NEW YORK – New York state's top prosecutor said on Thursday six companies have agreed to stop marketing products with claims that they can protect users from the mosquito-born Zika virus, just a day after his office sent them cease-and-desist letters.
New York Attorney General Eric Schneiderman sent the letters to seven companies on Wednesday, warning them to stop touting bogus "Zika-preventative" products, ranging from wristbands and patches using botanical oils to ultrasonic devices.
Of the seven companies cited Wednesday by Schneiderman, only the maker of the Neor Mosquito Repellent Bracelet was not mentioned Thursday as having complied.
"We won't let fraudsters take advantage of a public health crisis, and this should serve as a warning to other companies who seek to engage in the same dishonest practices," Schneiderman said in a statement Thursday. He said his office's investigation into deceptive advertising practices related to Zika remain ongoing.

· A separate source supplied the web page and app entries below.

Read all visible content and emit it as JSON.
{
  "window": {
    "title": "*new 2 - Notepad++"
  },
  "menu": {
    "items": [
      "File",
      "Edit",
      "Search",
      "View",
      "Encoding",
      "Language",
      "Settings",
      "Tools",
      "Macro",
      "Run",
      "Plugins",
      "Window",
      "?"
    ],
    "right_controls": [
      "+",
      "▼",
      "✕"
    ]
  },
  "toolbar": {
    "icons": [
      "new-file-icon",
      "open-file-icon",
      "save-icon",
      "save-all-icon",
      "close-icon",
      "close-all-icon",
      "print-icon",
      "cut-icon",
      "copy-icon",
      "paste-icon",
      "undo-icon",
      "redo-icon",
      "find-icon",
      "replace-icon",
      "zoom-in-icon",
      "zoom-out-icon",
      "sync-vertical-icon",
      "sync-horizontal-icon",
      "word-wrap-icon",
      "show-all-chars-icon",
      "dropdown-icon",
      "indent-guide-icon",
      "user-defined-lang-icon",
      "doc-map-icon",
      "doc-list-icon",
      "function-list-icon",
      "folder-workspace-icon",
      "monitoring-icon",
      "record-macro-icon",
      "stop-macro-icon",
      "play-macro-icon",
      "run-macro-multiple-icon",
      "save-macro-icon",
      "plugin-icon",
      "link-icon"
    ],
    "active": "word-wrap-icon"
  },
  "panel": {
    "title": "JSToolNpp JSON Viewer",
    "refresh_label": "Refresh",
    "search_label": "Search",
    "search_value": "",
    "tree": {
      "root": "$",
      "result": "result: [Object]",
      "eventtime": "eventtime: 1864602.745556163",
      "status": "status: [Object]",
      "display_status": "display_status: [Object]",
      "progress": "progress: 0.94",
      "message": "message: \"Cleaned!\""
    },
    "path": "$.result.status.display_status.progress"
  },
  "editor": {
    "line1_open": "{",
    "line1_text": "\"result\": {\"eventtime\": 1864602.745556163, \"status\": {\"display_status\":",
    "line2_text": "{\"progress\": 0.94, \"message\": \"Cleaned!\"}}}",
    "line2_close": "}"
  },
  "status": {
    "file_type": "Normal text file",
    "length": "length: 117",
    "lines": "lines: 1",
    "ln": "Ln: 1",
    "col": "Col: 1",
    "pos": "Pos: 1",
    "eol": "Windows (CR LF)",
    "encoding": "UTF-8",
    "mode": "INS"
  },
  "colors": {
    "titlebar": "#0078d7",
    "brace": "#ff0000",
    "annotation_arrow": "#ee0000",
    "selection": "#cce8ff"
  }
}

In announcing the cease-and-desist letters on Wednesday, Schneiderman said these primarily "fly-by-night" operations are trying to take advantage of public fear and concerns over Zika transmission. But the products they sell "simply don't work," he said, and in some cases can even attract mosquitoes instead of repelling them.
Schneiderman encouraged consumers to stick with insect repellants registered with the U.S. Environmental Protection Agency, such as DEET.

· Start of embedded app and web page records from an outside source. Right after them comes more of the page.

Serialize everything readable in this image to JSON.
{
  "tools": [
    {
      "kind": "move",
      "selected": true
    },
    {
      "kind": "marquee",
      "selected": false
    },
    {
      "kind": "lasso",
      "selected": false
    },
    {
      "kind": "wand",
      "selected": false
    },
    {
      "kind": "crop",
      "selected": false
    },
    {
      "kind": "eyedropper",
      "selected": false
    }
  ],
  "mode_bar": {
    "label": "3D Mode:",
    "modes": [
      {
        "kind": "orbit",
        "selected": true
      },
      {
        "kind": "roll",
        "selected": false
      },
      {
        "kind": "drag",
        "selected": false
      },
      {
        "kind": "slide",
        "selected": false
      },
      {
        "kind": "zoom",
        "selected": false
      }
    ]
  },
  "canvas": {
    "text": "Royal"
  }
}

The New York attorney general's crackdown on Zika-related advertising claims comes amid growing concerns in the U.S. about the virus, which is spreading rapidly in the Americas.
New York officials have said 537 travel-related cases of Zika have been reported in the state. Florida authorities last week reported the first signs of local transmission of the virus in the continental U.S.
U.S. health officials have concluded that Zika infections in pregnant women can cause microcephaly, a birth defect marked by small head size that can lead to severe developmental problems.
The products targeted by the letters are sold primarily online, as well as in some local discount stores, Schneiderman said. The six compliant companies have removed misleading marketing claims and some have removed those products from online retailers altogether, according to the attorney general's office.